> **Exercise material**:
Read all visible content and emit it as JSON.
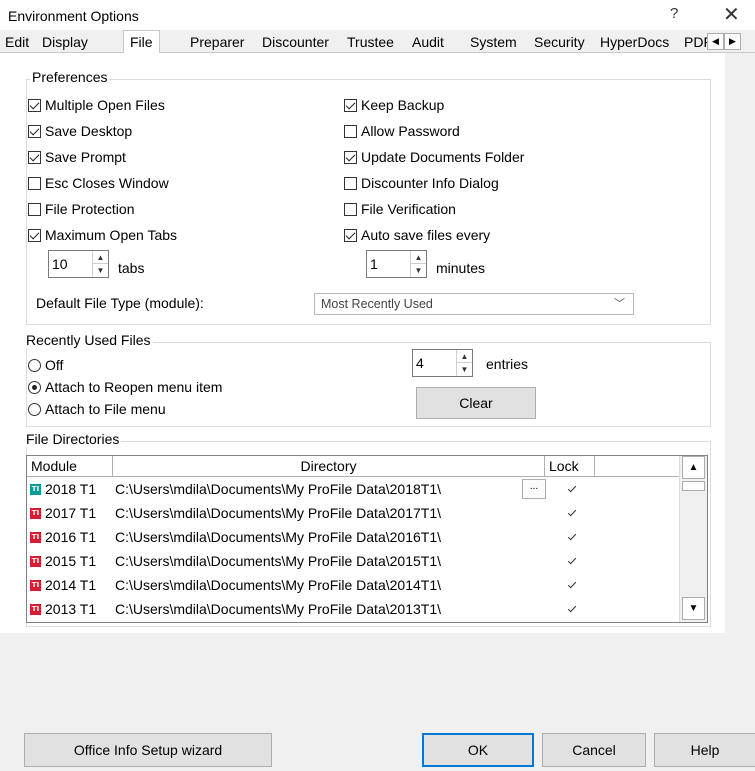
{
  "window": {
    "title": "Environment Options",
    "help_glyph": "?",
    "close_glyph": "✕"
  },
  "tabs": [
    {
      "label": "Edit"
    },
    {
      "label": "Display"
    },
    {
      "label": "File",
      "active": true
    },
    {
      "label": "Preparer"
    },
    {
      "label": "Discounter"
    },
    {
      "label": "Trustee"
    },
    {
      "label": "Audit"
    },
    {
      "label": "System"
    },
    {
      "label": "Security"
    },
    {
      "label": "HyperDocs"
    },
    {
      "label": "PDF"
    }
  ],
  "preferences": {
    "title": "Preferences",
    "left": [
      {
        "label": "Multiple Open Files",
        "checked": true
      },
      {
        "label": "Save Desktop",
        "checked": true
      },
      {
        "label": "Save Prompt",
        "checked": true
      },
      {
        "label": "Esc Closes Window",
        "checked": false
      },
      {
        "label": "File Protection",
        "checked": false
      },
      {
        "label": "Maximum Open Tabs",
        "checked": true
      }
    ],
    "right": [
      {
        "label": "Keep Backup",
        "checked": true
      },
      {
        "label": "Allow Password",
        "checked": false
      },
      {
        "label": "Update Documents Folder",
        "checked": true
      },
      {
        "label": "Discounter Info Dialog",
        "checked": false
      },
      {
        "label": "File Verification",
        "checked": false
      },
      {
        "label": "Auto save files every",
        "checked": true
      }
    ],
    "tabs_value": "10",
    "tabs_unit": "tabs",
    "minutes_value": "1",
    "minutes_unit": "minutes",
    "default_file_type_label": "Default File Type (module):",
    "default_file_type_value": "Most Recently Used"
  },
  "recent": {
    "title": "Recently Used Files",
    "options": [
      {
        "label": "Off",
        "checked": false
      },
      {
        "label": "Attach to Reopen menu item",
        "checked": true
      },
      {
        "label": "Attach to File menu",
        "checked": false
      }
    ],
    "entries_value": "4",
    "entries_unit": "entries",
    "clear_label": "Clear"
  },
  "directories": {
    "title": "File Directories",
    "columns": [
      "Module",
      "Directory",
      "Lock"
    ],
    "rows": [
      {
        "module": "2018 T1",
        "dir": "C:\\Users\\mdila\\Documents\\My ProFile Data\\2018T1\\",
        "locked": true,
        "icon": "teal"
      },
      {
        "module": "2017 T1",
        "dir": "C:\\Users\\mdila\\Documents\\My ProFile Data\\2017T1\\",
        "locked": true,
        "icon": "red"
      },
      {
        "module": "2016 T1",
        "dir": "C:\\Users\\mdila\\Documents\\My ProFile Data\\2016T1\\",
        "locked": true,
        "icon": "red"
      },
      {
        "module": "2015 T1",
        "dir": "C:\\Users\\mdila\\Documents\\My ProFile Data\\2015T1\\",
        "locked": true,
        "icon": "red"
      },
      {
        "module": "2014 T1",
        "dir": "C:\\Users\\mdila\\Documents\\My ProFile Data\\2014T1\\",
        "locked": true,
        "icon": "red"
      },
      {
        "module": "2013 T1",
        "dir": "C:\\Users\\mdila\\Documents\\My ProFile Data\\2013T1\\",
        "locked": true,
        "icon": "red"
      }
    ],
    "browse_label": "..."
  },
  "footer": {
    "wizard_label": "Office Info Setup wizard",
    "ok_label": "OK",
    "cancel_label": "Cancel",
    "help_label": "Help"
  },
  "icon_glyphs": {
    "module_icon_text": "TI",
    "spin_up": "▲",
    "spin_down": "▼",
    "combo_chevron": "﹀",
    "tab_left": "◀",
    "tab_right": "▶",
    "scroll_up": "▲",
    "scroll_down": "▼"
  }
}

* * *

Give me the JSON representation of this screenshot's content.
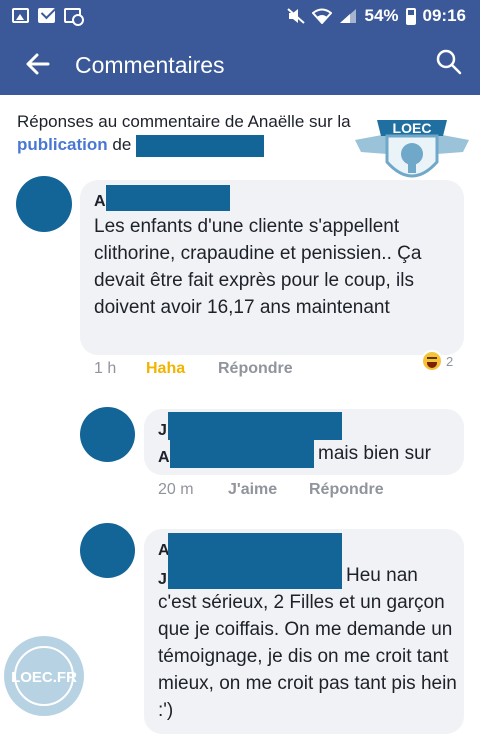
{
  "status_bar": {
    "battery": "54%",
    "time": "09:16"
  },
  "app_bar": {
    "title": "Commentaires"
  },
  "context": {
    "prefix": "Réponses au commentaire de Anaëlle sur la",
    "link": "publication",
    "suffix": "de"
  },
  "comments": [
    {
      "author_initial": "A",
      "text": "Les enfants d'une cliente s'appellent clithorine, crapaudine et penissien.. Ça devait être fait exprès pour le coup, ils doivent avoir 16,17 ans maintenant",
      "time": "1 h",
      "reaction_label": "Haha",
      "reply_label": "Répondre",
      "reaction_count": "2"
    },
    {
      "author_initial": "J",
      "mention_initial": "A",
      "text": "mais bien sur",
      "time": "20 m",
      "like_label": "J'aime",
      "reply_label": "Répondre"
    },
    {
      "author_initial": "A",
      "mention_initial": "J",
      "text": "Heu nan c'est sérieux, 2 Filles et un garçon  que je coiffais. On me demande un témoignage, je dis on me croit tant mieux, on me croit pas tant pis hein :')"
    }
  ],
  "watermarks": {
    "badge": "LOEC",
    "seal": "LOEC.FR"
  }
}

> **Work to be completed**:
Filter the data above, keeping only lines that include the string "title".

> **Result below**:
    "title": "Environment Options",
    "title": "Preferences",
    "title": "Recently Used Files",
    "title": "File Directories",
    "title": "Commentaires"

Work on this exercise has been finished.